Press coverage, often referred to as "bump and run" coverage, is a type of coverage in which defensive backs play very closely to offensive receivers to prevent them from making catches. Defenders do not allow the receivers any sort of cushion when playing press coverage, using extra physicality and matching the offensive player's movements step-by-step.
There are two techniques to keep in mind when playing press coverage, both of which are listed below.
This technique includes mimicking the receiver's every movement by backpedaling, making sure to keep the shoulders square to prevent from opening up the hips and allowing the receivers to run up the field
Press coverage is very effective at disrupting the routes of wide receivers. Especially when the defender jams the receiver, it takes an incredible amount of quickness and strength to stay on path and create enough separation to catch a pass.
The best wide receivers know how to consistently beat press coverage, either by using a stutter step that causes the defender to overreact and fall out of position or by pushing through a jam to create leverage.
Press coverage tends to be high risk/high reward. When it works, it prevents the quarterback from throwing to his desired receivers and forces an errant pass. If the receiver manages to break press coverage, however, the defender has little chance of recovering and is likely going to give up a deep pass completion.

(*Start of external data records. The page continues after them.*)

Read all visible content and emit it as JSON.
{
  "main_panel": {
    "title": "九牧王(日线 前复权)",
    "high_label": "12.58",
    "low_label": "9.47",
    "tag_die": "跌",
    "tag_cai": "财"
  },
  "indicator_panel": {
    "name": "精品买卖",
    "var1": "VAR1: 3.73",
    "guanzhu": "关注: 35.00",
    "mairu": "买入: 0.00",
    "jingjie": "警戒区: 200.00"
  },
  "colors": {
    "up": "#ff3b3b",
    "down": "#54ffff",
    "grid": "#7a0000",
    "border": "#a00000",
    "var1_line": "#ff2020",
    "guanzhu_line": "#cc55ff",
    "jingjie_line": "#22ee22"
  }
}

In order to prevent defenders from constantly making contact with the receiver prior to the ball being thrown by the quarterback, there is a five yard bump rule in place. Per the rule, defenders are allowed to initiate contact with the receiver (i.e. hand jamming) within five yards from the line of scrimmage, after which any contact that occurs before the arrival of the ball is a penalty. The penalty is known as defensive pass interference, with the offense being granted an extra 15 yards and an automatic first down once the call is made.